|8:40-9:20 a.m.|| Affordability: Getting the Requirements Right
In light of limited Defense & Army budgets, the Army is instilling a culture that firmly challenges requirements. Program Managers are chartered to evaluate cost drivers and interact with combat developers iteratively to ensure that the full cost impact of requirements is fully understood at all levels within the Army. The Army has institutionalized the Capability Portfolio Review (CPR) process that annually reviews all capabilities from a portfolio perspective to validate requirements and identify redundancies. Configuration Steering Boards (CSB) are required annually for ACAT I programs and the Army is expanding into the ACAT II programs and aligning CSBs with its CPR process to maximize efficiency.
|9:20-10:00 a.m.||NAVAIR Keynote
|10:00-10:30 a.m.||Networking Break|
|11:15 a.m. -12:00 p.m.|| A New Strategy for Aerospace and Defense Challenges: Lean Applied to Business Processes

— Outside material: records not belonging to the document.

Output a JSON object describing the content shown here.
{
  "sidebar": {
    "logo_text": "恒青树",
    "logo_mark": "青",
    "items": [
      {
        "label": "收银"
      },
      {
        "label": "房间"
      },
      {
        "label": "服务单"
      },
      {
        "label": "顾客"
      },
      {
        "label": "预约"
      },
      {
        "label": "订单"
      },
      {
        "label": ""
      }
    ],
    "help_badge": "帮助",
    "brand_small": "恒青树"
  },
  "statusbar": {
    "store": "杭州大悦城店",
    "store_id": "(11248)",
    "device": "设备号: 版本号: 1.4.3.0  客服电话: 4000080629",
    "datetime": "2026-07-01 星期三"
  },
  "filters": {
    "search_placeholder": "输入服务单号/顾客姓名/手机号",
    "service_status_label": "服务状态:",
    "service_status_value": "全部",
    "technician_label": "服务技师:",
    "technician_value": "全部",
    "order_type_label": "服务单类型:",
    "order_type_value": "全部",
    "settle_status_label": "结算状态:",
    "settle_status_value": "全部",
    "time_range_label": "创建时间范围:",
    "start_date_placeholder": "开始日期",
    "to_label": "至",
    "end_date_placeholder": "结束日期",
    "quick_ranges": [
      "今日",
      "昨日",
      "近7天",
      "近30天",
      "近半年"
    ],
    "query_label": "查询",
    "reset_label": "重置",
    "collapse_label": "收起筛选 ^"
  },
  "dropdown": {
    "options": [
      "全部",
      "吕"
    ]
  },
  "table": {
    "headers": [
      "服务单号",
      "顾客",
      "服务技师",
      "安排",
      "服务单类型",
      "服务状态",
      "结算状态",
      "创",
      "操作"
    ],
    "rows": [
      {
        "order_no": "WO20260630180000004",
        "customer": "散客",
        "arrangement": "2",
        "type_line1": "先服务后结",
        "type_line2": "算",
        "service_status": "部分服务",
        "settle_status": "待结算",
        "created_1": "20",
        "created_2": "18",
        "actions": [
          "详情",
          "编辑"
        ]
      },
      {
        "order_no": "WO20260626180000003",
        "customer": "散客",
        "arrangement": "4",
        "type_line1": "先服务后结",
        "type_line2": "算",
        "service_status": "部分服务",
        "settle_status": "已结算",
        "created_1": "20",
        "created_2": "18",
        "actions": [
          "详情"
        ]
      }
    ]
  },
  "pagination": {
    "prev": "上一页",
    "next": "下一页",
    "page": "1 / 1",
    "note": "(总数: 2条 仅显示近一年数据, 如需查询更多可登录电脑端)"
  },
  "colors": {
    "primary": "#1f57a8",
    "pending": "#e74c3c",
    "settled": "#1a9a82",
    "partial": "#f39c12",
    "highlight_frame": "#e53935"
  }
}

The mandates from the Department of Defense to reduce costs and increase speed of procurement and the related cyclic pressures of the aerospace industry are not new. Most cost-cutting efforts seem to just cut capacity and capability in a time where speed and flexibility win the day. The constraints to lower costs, on-time delivery, and sustainment are no longer on the shop floor. It is time for a new strategy to improve A&D processes. Applying lean to business processes, such as engineering, acquisition and other management processes, can dramatically reduce turn around time and subsequently, costs for any business process or supply chain.
|12:00 p.m.||Program Conclusion|